Mr Gauthier says 80 per cent of Oliv's customers are SMEs looking to manage costs. Pawan Singh / The National 
Mr Gauthier says 80 per cent of Oliv's customers are SMEs looking to manage costs. Pawan Singh / The National 

Do you try to instill financial wisdom into clients?

Eighty per cent of our customers are SMEs, managing costs; they want to, if possible, grow without taking a lot of upfront risk. Hiring younger people can circumnavigate some upfront risks and costs. We strongly advise all businesses to pay their interns; you’ve got someone committing time, studying and working hard, is going to contribute real value to your business, and may be out of pocket if you don’t offer at least a basic stipend. Probably 90 to 95 per cent of the internships are paid. The average monthly stipend is Dh2,000-Dh4,000 per month.

Do you have a philosophy towards money?

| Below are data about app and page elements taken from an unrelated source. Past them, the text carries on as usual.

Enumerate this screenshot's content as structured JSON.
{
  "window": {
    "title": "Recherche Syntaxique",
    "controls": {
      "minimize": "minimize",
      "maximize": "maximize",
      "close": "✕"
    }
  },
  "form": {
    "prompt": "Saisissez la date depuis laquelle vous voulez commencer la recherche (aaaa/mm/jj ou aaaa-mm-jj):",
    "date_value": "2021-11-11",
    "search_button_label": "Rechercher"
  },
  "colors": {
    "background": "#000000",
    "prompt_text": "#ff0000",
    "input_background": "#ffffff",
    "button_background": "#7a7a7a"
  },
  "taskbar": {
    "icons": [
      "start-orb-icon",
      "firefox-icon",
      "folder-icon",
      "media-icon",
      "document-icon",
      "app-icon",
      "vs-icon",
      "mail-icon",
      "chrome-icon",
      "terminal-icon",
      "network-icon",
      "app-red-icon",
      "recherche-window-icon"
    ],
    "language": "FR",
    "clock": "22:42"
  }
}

On a personal level, beyond a certain point of having the basics covered - you’ve got the rent, can get to where you want to be, eat what you want and can take a trip - the surplus doesn’t really have a massive impact on my level of happiness.

In business the profit/revenue you generate should be an outcome of the value you create. It is the creation of that value that should drive you and be your passion. I want to help get as many young people into internships as possible. We believe that’s very valuable. If you’re in business you can’t be oblivious to money, of course. It could potentially be toxic if it’s your first, outright objective and you’re not conscious of building real value; build the value, stuff really useful to people, and money will come.

Do you pay by cash or credit card?

Debit card. I just don’t carry cash. I use a credit card if I’m getting air miles, but clear that at the end of the month.

What would you raid your savings for?

Family. If your family is not taken care of, forget all these other things we talk about. Luckily my family members are also very wise with money.

What would you do if you won Dh1m?

I dream of a trip to Japan, one of those once in a lifetime trips I don’t want to wait until retirement to take … where I’m not going to do my usual budgeting.